Via a post and an interview on the O’Reilly Radar blog, Google announced limited support for parsing RDFa statements and microformat properties in web page HTML coding and using those statements to enhance the relevance of search results as so-called “rich snippets”. In looking at the example review markup outlined in the O’Reilly post, though, I was struck by some unusual and unexpected markup. Specifically, that the namespace was this
http://rdf.data-vocabulary.org/ thing that I had never seen before, and the “rating” property didn’t have any corresponding range that would make that numeric value useful in a computational sense.
<div xmlns:v=”http://rdf.data-vocabulary.org” typeof=”v:review”>
79 of 98 people found the following review helpful:
<span><span property=”v:rating”>5.0</span> out of 5 stars</span>
<span><b>American Biographer: Jon Meacham</b>/span>
about=”http://www.amazon.com/gp/pdp/profile/A2G8PQ9HNUY6NA/”>Marian the Librarian</span></a> (NY, NY) –
<span property=”v:dtreviewed”>1st April 2009</span>
<b>This review is from:

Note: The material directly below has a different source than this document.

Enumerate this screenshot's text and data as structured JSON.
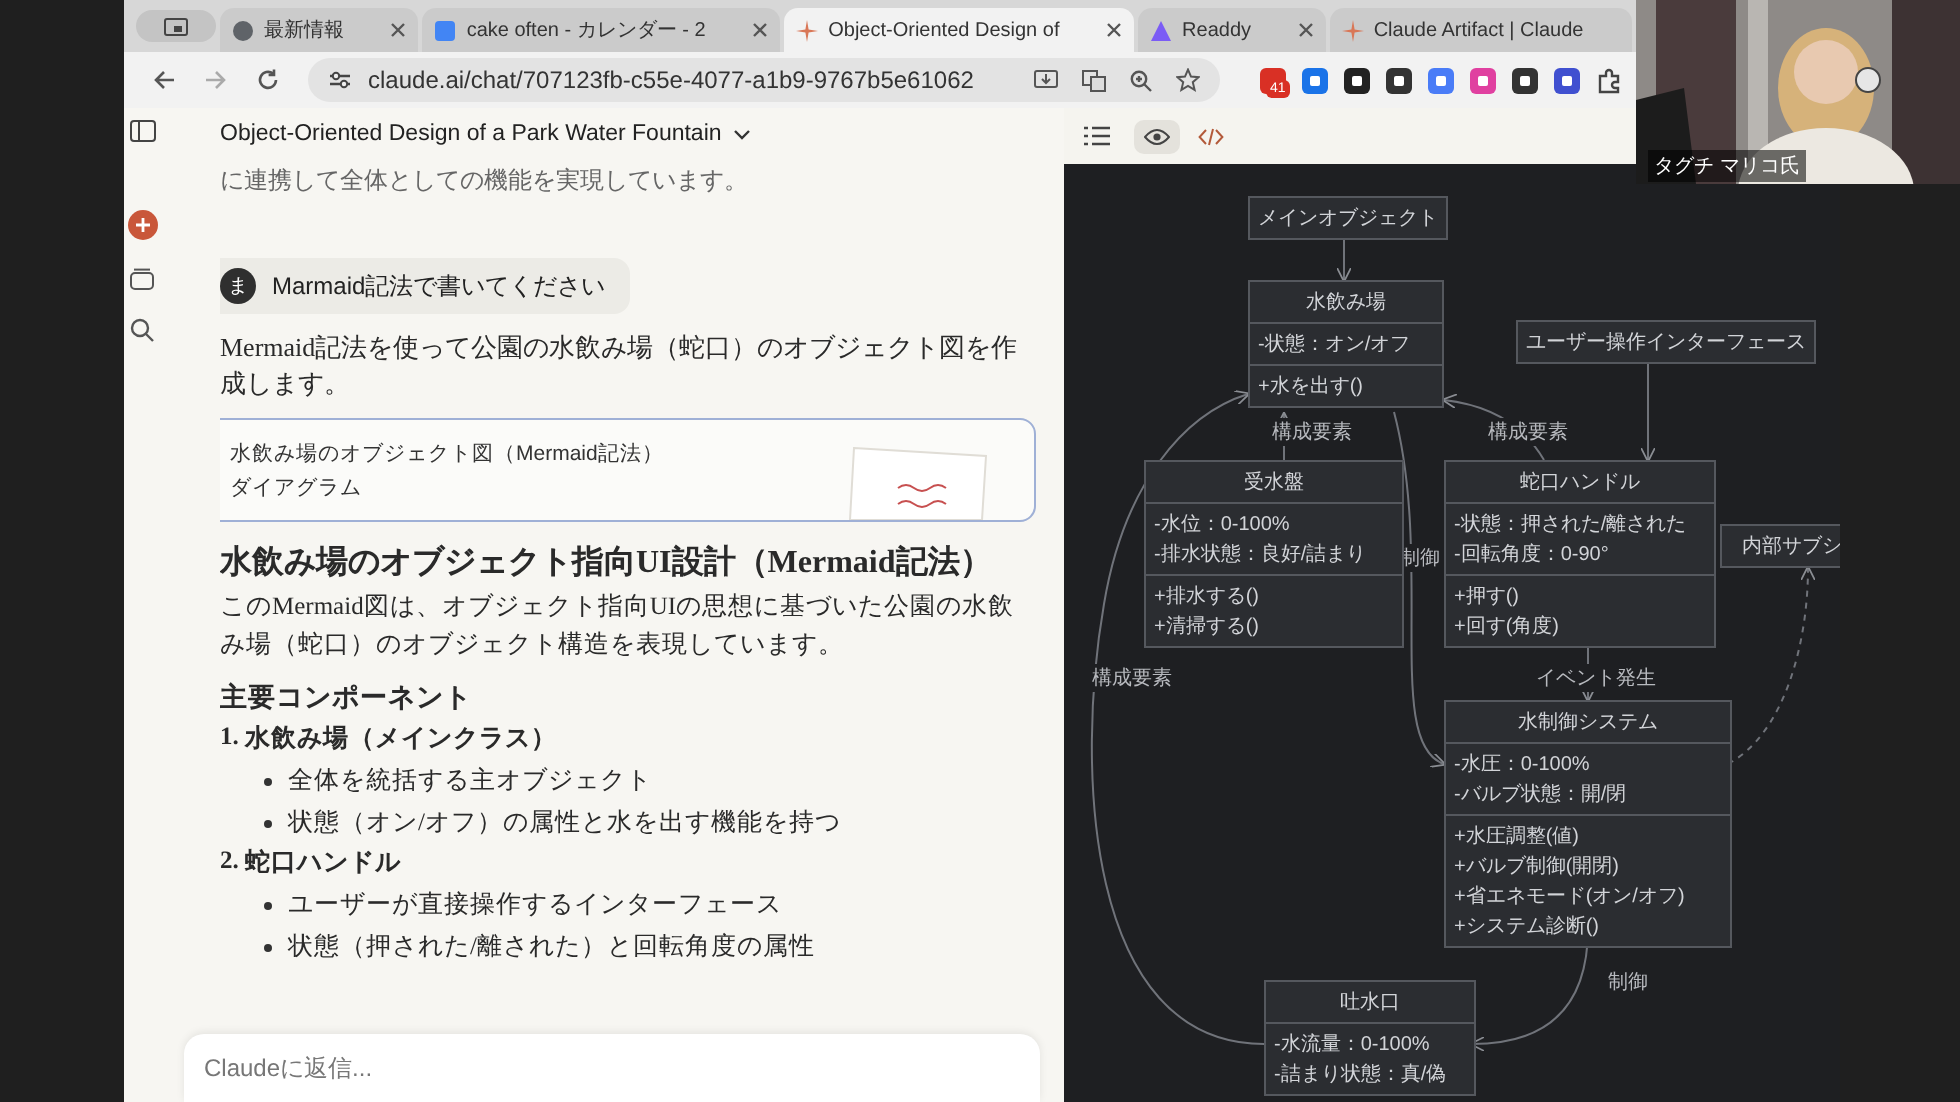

American Lion: Andrew Jackson in the White House (Hardcover)</a></b>
<div class=”review” property=”v:description”>
American Lion is a wonderfully crafted biography about an incredibly interesting

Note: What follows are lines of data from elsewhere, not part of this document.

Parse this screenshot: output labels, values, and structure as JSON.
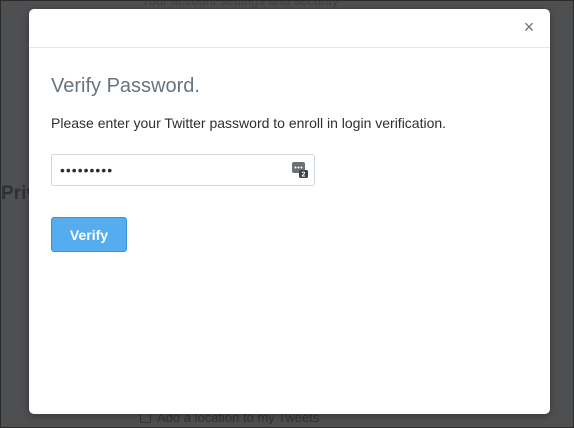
{
  "background": {
    "top_text": "Your account settings and security",
    "side_heading": "Privacy",
    "location_label": "Add a location to my Tweets"
  },
  "modal": {
    "close_glyph": "×",
    "title": "Verify Password.",
    "description": "Please enter your Twitter password to enroll in login verification.",
    "password": {
      "value": "•••••••••",
      "placeholder": ""
    },
    "password_manager_icon": "password-manager-icon",
    "verify_label": "Verify"
  },
  "colors": {
    "overlay": "#4e4f51",
    "accent": "#55acee",
    "title": "#66757f",
    "text": "#292f33"
  }
}
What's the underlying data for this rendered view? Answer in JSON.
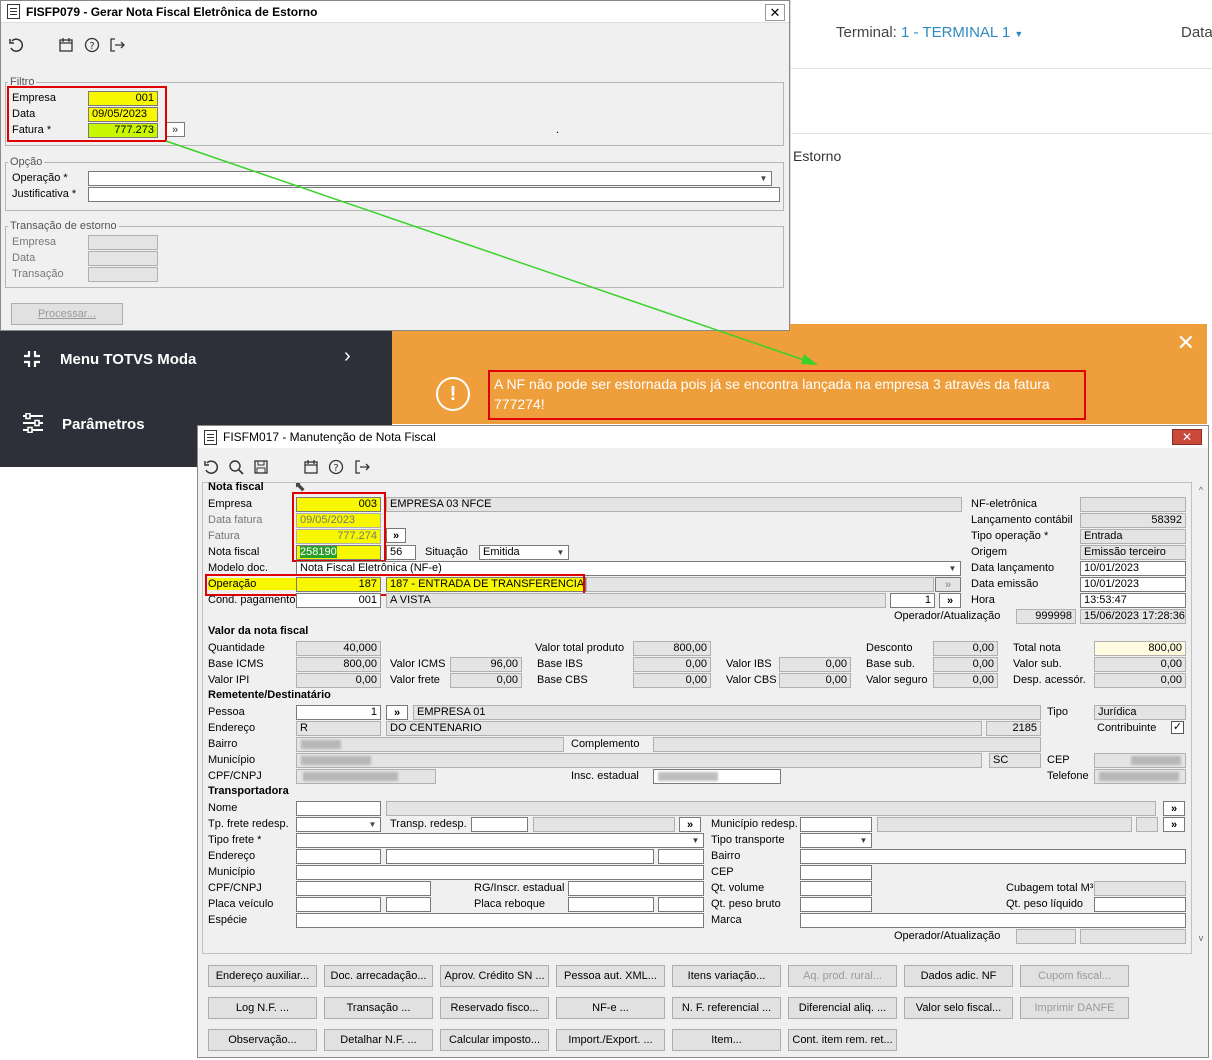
{
  "win1": {
    "title": "FISFP079 - Gerar Nota Fiscal Eletrônica de Estorno",
    "filtro": {
      "legend": "Filtro",
      "empresa_label": "Empresa",
      "empresa": "001",
      "data_label": "Data",
      "data": "09/05/2023",
      "fatura_label": "Fatura *",
      "fatura": "777.273",
      "dot": "."
    },
    "opcao": {
      "legend": "Opção",
      "operacao_label": "Operação *",
      "justificativa_label": "Justificativa *"
    },
    "transacao": {
      "legend": "Transação de estorno",
      "empresa_label": "Empresa",
      "data_label": "Data",
      "transacao_label": "Transação"
    },
    "process_btn": "Processar..."
  },
  "web": {
    "terminal_label": "Terminal:",
    "terminal_value": "1 - TERMINAL 1",
    "data_label": "Data",
    "estorno": "Estorno",
    "accent": "#2e8bc0"
  },
  "sidebar": {
    "menu_label": "Menu TOTVS Moda",
    "params_label": "Parâmetros",
    "bg": "#2d3038"
  },
  "toast": {
    "message": "A NF não pode ser estornada pois já se encontra lançada na empresa 3 através da fatura 777274!",
    "bg": "#ef9e3c"
  },
  "win2": {
    "title": "FISFM017 - Manutenção de Nota Fiscal",
    "nota": {
      "section": "Nota fiscal",
      "empresa_label": "Empresa",
      "empresa": "003",
      "empresa_nome": "EMPRESA 03 NFCE",
      "data_fatura_label": "Data fatura",
      "data_fatura": "09/05/2023",
      "fatura_label": "Fatura",
      "fatura": "777.274",
      "nota_label": "Nota fiscal",
      "nota": "258190",
      "serie": "56",
      "situacao_label": "Situação",
      "situacao": "Emitida",
      "modelo_label": "Modelo doc.",
      "modelo": "Nota Fiscal Eletrônica (NF-e)",
      "operacao_label": "Operação",
      "operacao": "187",
      "operacao_desc": "187 - ENTRADA DE TRANSFERENCIA",
      "cond_label": "Cond. pagamento",
      "cond": "001",
      "cond_desc": "A VISTA",
      "cond_num": "1",
      "nfe_label": "NF-eletrônica",
      "lanc_label": "Lançamento contábil",
      "lanc": "58392",
      "tipo_op_label": "Tipo operação *",
      "tipo_op": "Entrada",
      "origem_label": "Origem",
      "origem": "Emissão terceiro",
      "data_lanc_label": "Data lançamento",
      "data_lanc": "10/01/2023",
      "data_emis_label": "Data emissão",
      "data_emis": "10/01/2023",
      "hora_label": "Hora",
      "hora": "13:53:47",
      "oper_label": "Operador/Atualização",
      "oper": "999998",
      "oper_ts": "15/06/2023 17:28:36"
    },
    "valor": {
      "section": "Valor da nota fiscal",
      "quantidade_label": "Quantidade",
      "quantidade": "40,000",
      "base_icms_label": "Base ICMS",
      "base_icms": "800,00",
      "valor_ipi_label": "Valor IPI",
      "valor_ipi": "0,00",
      "valor_icms_label": "Valor ICMS",
      "valor_icms": "96,00",
      "valor_frete_label": "Valor frete",
      "valor_frete": "0,00",
      "vtp_label": "Valor total produto",
      "vtp": "800,00",
      "base_ibs_label": "Base IBS",
      "base_ibs": "0,00",
      "base_cbs_label": "Base CBS",
      "base_cbs": "0,00",
      "valor_ibs_label": "Valor IBS",
      "valor_ibs": "0,00",
      "valor_cbs_label": "Valor CBS",
      "valor_cbs": "0,00",
      "desconto_label": "Desconto",
      "desconto": "0,00",
      "base_sub_label": "Base sub.",
      "base_sub": "0,00",
      "valor_seguro_label": "Valor seguro",
      "valor_seguro": "0,00",
      "total_label": "Total nota",
      "total": "800,00",
      "valor_sub_label": "Valor sub.",
      "valor_sub": "0,00",
      "desp_label": "Desp. acessór.",
      "desp": "0,00"
    },
    "rem": {
      "section": "Remetente/Destinatário",
      "pessoa_label": "Pessoa",
      "pessoa": "1",
      "pessoa_nome": "EMPRESA 01",
      "tipo_label": "Tipo",
      "tipo": "Jurídica",
      "endereco_label": "Endereço",
      "endereco_tipo": "R",
      "endereco": "DO CENTENARIO",
      "numero": "2185",
      "contribuinte_label": "Contribuinte",
      "bairro_label": "Bairro",
      "complemento_label": "Complemento",
      "municipio_label": "Município",
      "uf": "SC",
      "cep_label": "CEP",
      "cpf_label": "CPF/CNPJ",
      "insc_label": "Insc. estadual",
      "telefone_label": "Telefone"
    },
    "transp": {
      "section": "Transportadora",
      "nome_label": "Nome",
      "tp_frete_label": "Tp. frete redesp.",
      "transp_redesp_label": "Transp. redesp.",
      "mun_redesp_label": "Município redesp.",
      "tipo_frete_label": "Tipo frete *",
      "tipo_transp_label": "Tipo transporte",
      "endereco_label": "Endereço",
      "bairro_label": "Bairro",
      "municipio_label": "Município",
      "cep_label": "CEP",
      "cpf_label": "CPF/CNPJ",
      "rg_label": "RG/Inscr. estadual",
      "qt_volume_label": "Qt. volume",
      "cubagem_label": "Cubagem total M³",
      "placa_label": "Placa veículo",
      "placa_reb_label": "Placa reboque",
      "peso_bruto_label": "Qt. peso bruto",
      "peso_liq_label": "Qt. peso líquido",
      "especie_label": "Espécie",
      "marca_label": "Marca",
      "oper_label": "Operador/Atualização"
    },
    "buttons": [
      [
        "Endereço auxiliar...",
        "Doc. arrecadação...",
        "Aprov. Crédito SN ...",
        "Pessoa aut. XML...",
        "Itens variação...",
        "Aq. prod. rural...",
        "Dados adic. NF",
        "Cupom fiscal..."
      ],
      [
        "Log N.F. ...",
        "Transação ...",
        "Reservado fisco...",
        "NF-e ...",
        "N. F. referencial ...",
        "Diferencial aliq. ...",
        "Valor selo fiscal...",
        "Imprimir DANFE"
      ],
      [
        "Observação...",
        "Detalhar N.F. ...",
        "Calcular imposto...",
        "Import./Export. ...",
        "Item...",
        "Cont. item rem. ret..."
      ]
    ]
  }
}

and oft-overlooked American who helped shaped this country…
I didn’t think much of it, but this evening I came across a post by Ian Davis that confirmed my odd feelings:
However, a closer look reveals that Google have basically missed the point of RDFa. The RDFa support is limited to the properties and classes defined on a hastily thrown together site called data-vocabulary.org. There you will find classes for Person and Organization and properties for names and addresses, completely ignoring the millions of pieces of data using well established terms from FOAF and the like.
That’s when I figured out why the rating property looked weird. Rather than using the http://vocab.org/review/review.rdf vocabulary, which defines a
http://purl.org/stuff/rev#minRating and a
http://purl.org/stuff/rev#minRating, the geeks at Google invented something new. Ian’s post goes into greater detail about why this goes against the typical trend of reusing vocabularies. I share Ian’s hope that this is an error that will be corrected shortly, and his fear that this could be an example of a market leader trying to bend the rest of the world to its own ways.
13-May-2009: For those seeking more information, there is a detailed posting on the Google Webmaster Central Blog on the Rich Snippets. And the question of the day seems to be whether Google will support vocabularies other than their own.
The text was modified to update a link from http://vocab.org/review/review.rdf to http://vocab.org/review/terms.html on January 28th, 2011.(This post was updated on 27-Jan-2011.)